HOW TO COMPLETE THIS TASK:
Retype the listing exactly, so that the copy matches it line for line.

DATA EXTRACT:
_ _ _ _ _

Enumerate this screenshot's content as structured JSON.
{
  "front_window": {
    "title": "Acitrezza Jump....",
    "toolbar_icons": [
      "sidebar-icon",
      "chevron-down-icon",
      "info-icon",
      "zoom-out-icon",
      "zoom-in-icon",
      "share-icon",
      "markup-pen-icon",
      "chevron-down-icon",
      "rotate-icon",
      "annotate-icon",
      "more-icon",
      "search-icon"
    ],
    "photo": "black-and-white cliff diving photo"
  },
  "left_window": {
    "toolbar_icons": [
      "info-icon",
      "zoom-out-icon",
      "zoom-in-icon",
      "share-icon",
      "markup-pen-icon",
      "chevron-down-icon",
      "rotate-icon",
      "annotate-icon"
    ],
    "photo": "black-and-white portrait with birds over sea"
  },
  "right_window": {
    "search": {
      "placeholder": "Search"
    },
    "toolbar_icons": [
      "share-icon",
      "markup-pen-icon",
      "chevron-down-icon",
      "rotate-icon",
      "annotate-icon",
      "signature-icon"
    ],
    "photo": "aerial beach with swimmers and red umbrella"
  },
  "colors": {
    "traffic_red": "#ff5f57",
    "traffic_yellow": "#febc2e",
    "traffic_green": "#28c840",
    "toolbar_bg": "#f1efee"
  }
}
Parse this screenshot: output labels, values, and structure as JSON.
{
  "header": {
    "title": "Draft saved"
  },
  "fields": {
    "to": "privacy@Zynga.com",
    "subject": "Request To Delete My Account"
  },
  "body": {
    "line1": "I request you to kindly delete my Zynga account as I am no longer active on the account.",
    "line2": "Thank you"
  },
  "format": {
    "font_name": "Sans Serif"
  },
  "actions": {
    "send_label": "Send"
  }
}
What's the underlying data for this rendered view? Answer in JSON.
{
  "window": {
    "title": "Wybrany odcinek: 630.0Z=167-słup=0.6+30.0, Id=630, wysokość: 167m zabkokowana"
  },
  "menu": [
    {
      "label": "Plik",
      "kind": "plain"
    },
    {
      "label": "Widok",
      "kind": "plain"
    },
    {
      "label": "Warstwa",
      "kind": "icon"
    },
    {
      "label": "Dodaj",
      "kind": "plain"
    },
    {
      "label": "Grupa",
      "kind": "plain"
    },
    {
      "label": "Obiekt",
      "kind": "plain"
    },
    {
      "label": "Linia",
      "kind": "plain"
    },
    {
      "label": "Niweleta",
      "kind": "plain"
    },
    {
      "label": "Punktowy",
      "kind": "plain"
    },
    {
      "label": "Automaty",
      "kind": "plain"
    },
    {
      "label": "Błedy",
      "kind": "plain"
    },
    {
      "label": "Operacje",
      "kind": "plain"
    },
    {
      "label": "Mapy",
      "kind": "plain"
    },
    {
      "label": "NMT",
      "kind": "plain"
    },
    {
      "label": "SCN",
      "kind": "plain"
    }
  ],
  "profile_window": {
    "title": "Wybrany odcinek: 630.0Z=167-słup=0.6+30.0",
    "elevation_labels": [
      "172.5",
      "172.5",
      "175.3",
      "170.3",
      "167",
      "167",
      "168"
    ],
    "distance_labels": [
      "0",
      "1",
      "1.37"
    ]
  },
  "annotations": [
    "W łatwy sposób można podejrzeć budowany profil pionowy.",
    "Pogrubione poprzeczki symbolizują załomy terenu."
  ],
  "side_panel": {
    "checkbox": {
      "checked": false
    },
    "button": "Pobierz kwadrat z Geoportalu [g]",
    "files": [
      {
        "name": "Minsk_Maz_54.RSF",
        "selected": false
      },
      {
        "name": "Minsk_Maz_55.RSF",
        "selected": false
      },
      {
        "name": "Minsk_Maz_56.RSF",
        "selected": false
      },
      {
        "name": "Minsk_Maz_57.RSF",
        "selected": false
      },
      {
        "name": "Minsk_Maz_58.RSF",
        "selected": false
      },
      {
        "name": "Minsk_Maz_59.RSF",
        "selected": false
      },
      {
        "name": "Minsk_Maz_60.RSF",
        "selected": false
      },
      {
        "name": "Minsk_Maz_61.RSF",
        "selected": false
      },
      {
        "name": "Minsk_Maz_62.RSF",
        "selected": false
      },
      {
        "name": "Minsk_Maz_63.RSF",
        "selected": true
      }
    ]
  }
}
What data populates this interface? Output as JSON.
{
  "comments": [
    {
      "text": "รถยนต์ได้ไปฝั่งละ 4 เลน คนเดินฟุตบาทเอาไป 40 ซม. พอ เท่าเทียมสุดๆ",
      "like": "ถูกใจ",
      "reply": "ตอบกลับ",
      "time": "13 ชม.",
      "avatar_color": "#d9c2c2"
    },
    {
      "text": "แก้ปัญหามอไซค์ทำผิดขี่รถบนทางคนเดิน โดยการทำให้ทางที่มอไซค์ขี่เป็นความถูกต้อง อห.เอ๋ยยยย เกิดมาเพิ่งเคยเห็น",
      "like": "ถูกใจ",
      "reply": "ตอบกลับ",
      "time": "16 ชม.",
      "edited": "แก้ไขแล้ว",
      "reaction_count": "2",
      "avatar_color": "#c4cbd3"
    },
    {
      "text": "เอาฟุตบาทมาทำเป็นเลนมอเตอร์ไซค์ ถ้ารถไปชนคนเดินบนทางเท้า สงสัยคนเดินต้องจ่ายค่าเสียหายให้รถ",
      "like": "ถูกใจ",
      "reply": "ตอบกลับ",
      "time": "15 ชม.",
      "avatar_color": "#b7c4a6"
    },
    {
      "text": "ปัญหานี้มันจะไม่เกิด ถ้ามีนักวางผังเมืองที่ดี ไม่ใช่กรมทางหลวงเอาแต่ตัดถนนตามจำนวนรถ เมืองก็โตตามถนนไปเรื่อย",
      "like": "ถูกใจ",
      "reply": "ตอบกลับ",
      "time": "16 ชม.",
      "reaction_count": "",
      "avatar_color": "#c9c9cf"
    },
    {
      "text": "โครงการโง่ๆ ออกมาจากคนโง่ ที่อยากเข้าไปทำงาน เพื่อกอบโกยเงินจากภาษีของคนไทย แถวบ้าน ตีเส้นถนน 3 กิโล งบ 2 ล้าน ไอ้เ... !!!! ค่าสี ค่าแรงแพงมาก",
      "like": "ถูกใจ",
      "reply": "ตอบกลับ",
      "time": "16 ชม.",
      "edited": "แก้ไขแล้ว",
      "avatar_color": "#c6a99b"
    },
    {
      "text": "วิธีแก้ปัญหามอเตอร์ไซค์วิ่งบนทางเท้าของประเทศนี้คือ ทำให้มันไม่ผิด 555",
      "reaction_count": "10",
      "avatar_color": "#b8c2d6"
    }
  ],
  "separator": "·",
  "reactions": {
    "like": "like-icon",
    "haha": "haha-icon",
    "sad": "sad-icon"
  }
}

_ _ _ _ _

RESULT OF THIS EXERCISE:
Enumerate this screenshot's content as structured JSON.
{
  "front_window": {
    "title": "Acitrezza Jump....",
    "toolbar_icons": [
      "sidebar-icon",
      "chevron-down-icon",
      "info-icon",
      "zoom-out-icon",
      "zoom-in-icon",
      "share-icon",
      "markup-pen-icon",
      "chevron-down-icon",
      "rotate-icon",
      "annotate-icon",
      "more-icon",
      "search-icon"
    ],
    "photo": "black-and-white cliff diving photo"
  },
  "left_window": {
    "toolbar_icons": [
      "info-icon",
      "zoom-out-icon",
      "zoom-in-icon",
      "share-icon",
      "markup-pen-icon",
      "chevron-down-icon",
      "rotate-icon",
      "annotate-icon"
    ],
    "photo": "black-and-white portrait with birds over sea"
  },
  "right_window": {
    "search": {
      "placeholder": "Search"
    },
    "toolbar_icons": [
      "share-icon",
      "markup-pen-icon",
      "chevron-down-icon",
      "rotate-icon",
      "annotate-icon",
      "signature-icon"
    ],
    "photo": "aerial beach with swimmers and red umbrella"
  },
  "colors": {
    "traffic_red": "#ff5f57",
    "traffic_yellow": "#febc2e",
    "traffic_green": "#28c840",
    "toolbar_bg": "#f1efee"
  }
}
Parse this screenshot: output labels, values, and structure as JSON.
{
  "header": {
    "title": "Draft saved"
  },
  "fields": {
    "to": "privacy@Zynga.com",
    "subject": "Request To Delete My Account"
  },
  "body": {
    "line1": "I request you to kindly delete my Zynga account as I am no longer active on the account.",
    "line2": "Thank you"
  },
  "format": {
    "font_name": "Sans Serif"
  },
  "actions": {
    "send_label": "Send"
  }
}
What's the underlying data for this rendered view? Answer in JSON.
{
  "window": {
    "title": "Wybrany odcinek: 630.0Z=167-słup=0.6+30.0, Id=630, wysokość: 167m zabkokowana"
  },
  "menu": [
    {
      "label": "Plik",
      "kind": "plain"
    },
    {
      "label": "Widok",
      "kind": "plain"
    },
    {
      "label": "Warstwa",
      "kind": "icon"
    },
    {
      "label": "Dodaj",
      "kind": "plain"
    },
    {
      "label": "Grupa",
      "kind": "plain"
    },
    {
      "label": "Obiekt",
      "kind": "plain"
    },
    {
      "label": "Linia",
      "kind": "plain"
    },
    {
      "label": "Niweleta",
      "kind": "plain"
    },
    {
      "label": "Punktowy",
      "kind": "plain"
    },
    {
      "label": "Automaty",
      "kind": "plain"
    },
    {
      "label": "Błedy",
      "kind": "plain"
    },
    {
      "label": "Operacje",
      "kind": "plain"
    },
    {
      "label": "Mapy",
      "kind": "plain"
    },
    {
      "label": "NMT",
      "kind": "plain"
    },
    {
      "label": "SCN",
      "kind": "plain"
    }
  ],
  "profile_window": {
    "title": "Wybrany odcinek: 630.0Z=167-słup=0.6+30.0",
    "elevation_labels": [
      "172.5",
      "172.5",
      "175.3",
      "170.3",
      "167",
      "167",
      "168"
    ],
    "distance_labels": [
      "0",
      "1",
      "1.37"
    ]
  },
  "annotations": [
    "W łatwy sposób można podejrzeć budowany profil pionowy.",
    "Pogrubione poprzeczki symbolizują załomy terenu."
  ],
  "side_panel": {
    "checkbox": {
      "checked": false
    },
    "button": "Pobierz kwadrat z Geoportalu [g]",
    "files": [
      {
        "name": "Minsk_Maz_54.RSF",
        "selected": false
      },
      {
        "name": "Minsk_Maz_55.RSF",
        "selected": false
      },
      {
        "name": "Minsk_Maz_56.RSF",
        "selected": false
      },
      {
        "name": "Minsk_Maz_57.RSF",
        "selected": false
      },
      {
        "name": "Minsk_Maz_58.RSF",
        "selected": false
      },
      {
        "name": "Minsk_Maz_59.RSF",
        "selected": false
      },
      {
        "name": "Minsk_Maz_60.RSF",
        "selected": false
      },
      {
        "name": "Minsk_Maz_61.RSF",
        "selected": false
      },
      {
        "name": "Minsk_Maz_62.RSF",
        "selected": false
      },
      {
        "name": "Minsk_Maz_63.RSF",
        "selected": true
      }
    ]
  }
}
What data populates this interface? Output as JSON.
{
  "comments": [
    {
      "text": "รถยนต์ได้ไปฝั่งละ 4 เลน คนเดินฟุตบาทเอาไป 40 ซม. พอ เท่าเทียมสุดๆ",
      "like": "ถูกใจ",
      "reply": "ตอบกลับ",
      "time": "13 ชม.",
      "avatar_color": "#d9c2c2"
    },
    {
      "text": "แก้ปัญหามอไซค์ทำผิดขี่รถบนทางคนเดิน โดยการทำให้ทางที่มอไซค์ขี่เป็นความถูกต้อง อห.เอ๋ยยยย เกิดมาเพิ่งเคยเห็น",
      "like": "ถูกใจ",
      "reply": "ตอบกลับ",
      "time": "16 ชม.",
      "edited": "แก้ไขแล้ว",
      "reaction_count": "2",
      "avatar_color": "#c4cbd3"
    },
    {
      "text": "เอาฟุตบาทมาทำเป็นเลนมอเตอร์ไซค์ ถ้ารถไปชนคนเดินบนทางเท้า สงสัยคนเดินต้องจ่ายค่าเสียหายให้รถ",
      "like": "ถูกใจ",
      "reply": "ตอบกลับ",
      "time": "15 ชม.",
      "avatar_color": "#b7c4a6"
    },
    {
      "text": "ปัญหานี้มันจะไม่เกิด ถ้ามีนักวางผังเมืองที่ดี ไม่ใช่กรมทางหลวงเอาแต่ตัดถนนตามจำนวนรถ เมืองก็โตตามถนนไปเรื่อย",
      "like": "ถูกใจ",
      "reply": "ตอบกลับ",
      "time": "16 ชม.",
      "reaction_count": "",
      "avatar_color": "#c9c9cf"
    },
    {
      "text": "โครงการโง่ๆ ออกมาจากคนโง่ ที่อยากเข้าไปทำงาน เพื่อกอบโกยเงินจากภาษีของคนไทย แถวบ้าน ตีเส้นถนน 3 กิโล งบ 2 ล้าน ไอ้เ... !!!! ค่าสี ค่าแรงแพงมาก",
      "like": "ถูกใจ",
      "reply": "ตอบกลับ",
      "time": "16 ชม.",
      "edited": "แก้ไขแล้ว",
      "avatar_color": "#c6a99b"
    },
    {
      "text": "วิธีแก้ปัญหามอเตอร์ไซค์วิ่งบนทางเท้าของประเทศนี้คือ ทำให้มันไม่ผิด 555",
      "reaction_count": "10",
      "avatar_color": "#b8c2d6"
    }
  ],
  "separator": "·",
  "reactions": {
    "like": "like-icon",
    "haha": "haha-icon",
    "sad": "sad-icon"
  }
}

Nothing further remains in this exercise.